This 1918 Lincoln cent graded MS-67 red by PCGS, with a green CAC sticker, brought a strong $14,100 at Stack’s Bowers’ March 2014 Baltimore Expo auction.
In 1918 more than 288 million Lincoln cents were struck at the Philadelphia Mint. In lower Mint State grades it remains a common coin, but like all copper coins nearly a century old with full Mint red color in nearly perfect grades, it’s a rarity in MS-67 red.
At Stack’s Bowers Galleries’ March 28 auction held during the Whitman Expo in Baltimore, a 1918 Lincoln cent graded MS-67 red by Professional Coin Grading Service and with a green Certified Acceptance Corp. sticker indicating quality within the grade sold for $14,100.
The firm described it as “a splendid piece with razor sharp devices, silky smooth surfaces and vivid bright orange luster,” adding that it is a “truly gorgeous Lincoln cent that will make a world of difference in an advanced Lincoln cent Registry Set.”
Registry sets by grading services PCGS and Numismatic Guaranty Corp. are a primary reason why top-graded coins have soared in price in recent years as they have tapped into a competitive instinct for collectors to compete to create the best set.

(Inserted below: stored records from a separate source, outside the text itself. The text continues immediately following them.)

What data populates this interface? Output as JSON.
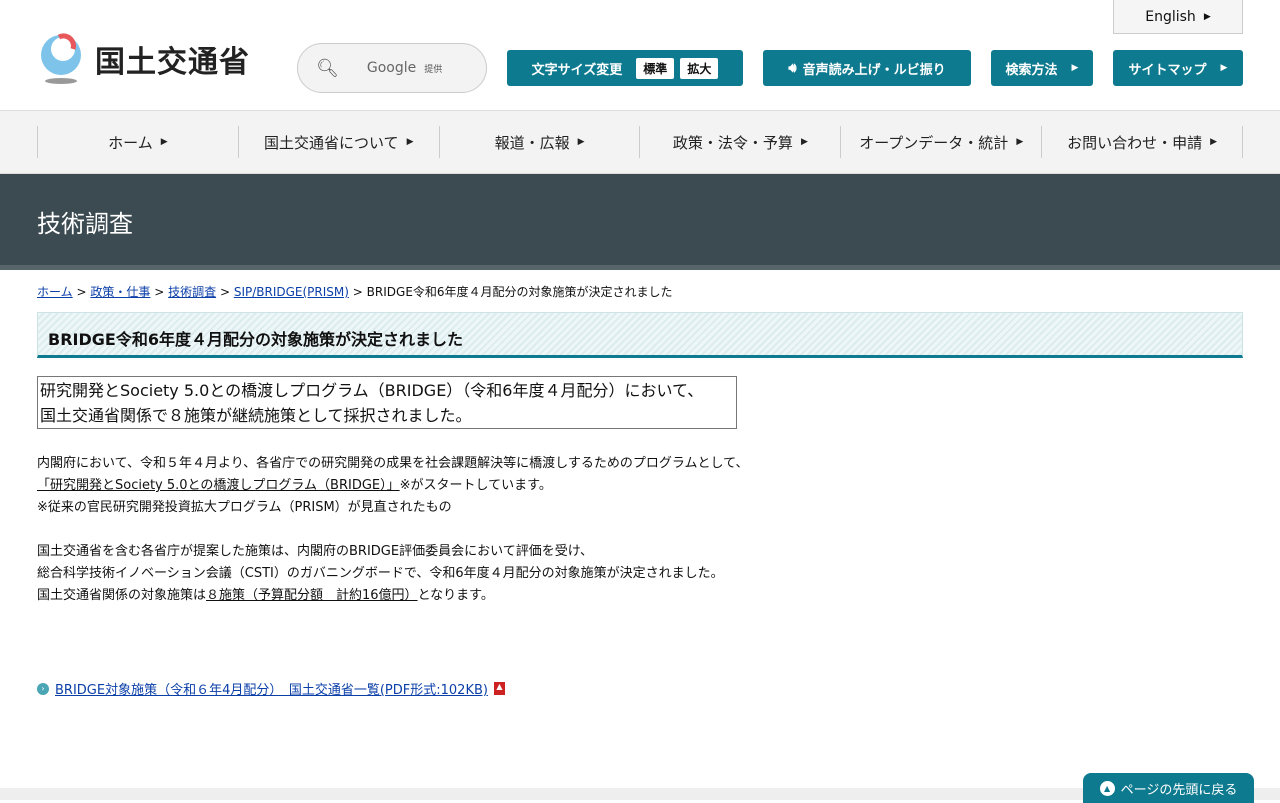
{
  "header": {
    "logo_text": "国土交通省",
    "search_brand": "Google",
    "search_provided": "提供",
    "font_size_label": "文字サイズ変更",
    "font_standard": "標準",
    "font_large": "拡大",
    "read_aloud": "音声読み上げ・ルビ振り",
    "search_method": "検索方法",
    "sitemap": "サイトマップ",
    "english": "English"
  },
  "nav": [
    "ホーム",
    "国土交通省について",
    "報道・広報",
    "政策・法令・予算",
    "オープンデータ・統計",
    "お問い合わせ・申請"
  ],
  "banner": "技術調査",
  "breadcrumb": {
    "items": [
      "ホーム",
      "政策・仕事",
      "技術調査",
      "SIP/BRIDGE(PRISM)"
    ],
    "current": "BRIDGE令和6年度４月配分の対象施策が決定されました",
    "sep": ">"
  },
  "title": "BRIDGE令和6年度４月配分の対象施策が決定されました",
  "box": [
    "研究開発とSociety 5.0との橋渡しプログラム（BRIDGE）（令和6年度４月配分）において、",
    "国土交通省関係で８施策が継続施策として採択されました。"
  ],
  "p1": {
    "line1": "内閣府において、令和５年４月より、各省庁での研究開発の成果を社会課題解決等に橋渡しするためのプログラムとして、",
    "link": "「研究開発とSociety 5.0との橋渡しプログラム（BRIDGE）」",
    "line2_rest": "※がスタートしています。",
    "line3": "※従来の官民研究開発投資拡大プログラム（PRISM）が見直されたもの"
  },
  "p2": {
    "line1": "国土交通省を含む各省庁が提案した施策は、内閣府のBRIDGE評価委員会において評価を受け、",
    "line2": "総合科学技術イノベーション会議（CSTI）のガバニングボードで、令和6年度４月配分の対象施策が決定されました。",
    "line3_pre": "国土交通省関係の対象施策は",
    "line3_link": "８施策（予算配分額　計約16億円）",
    "line3_post": "となります。"
  },
  "pdf_link": "BRIDGE対象施策（令和６年4月配分）　国土交通省一覧(PDF形式:102KB)",
  "back_to_top": "ページの先頭に戻る"
}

In MS-66 red, the issue is still scarce but much more affordable. At a Feb. 27 Heritage auction a PCGS MS-66 red example brought $822.50.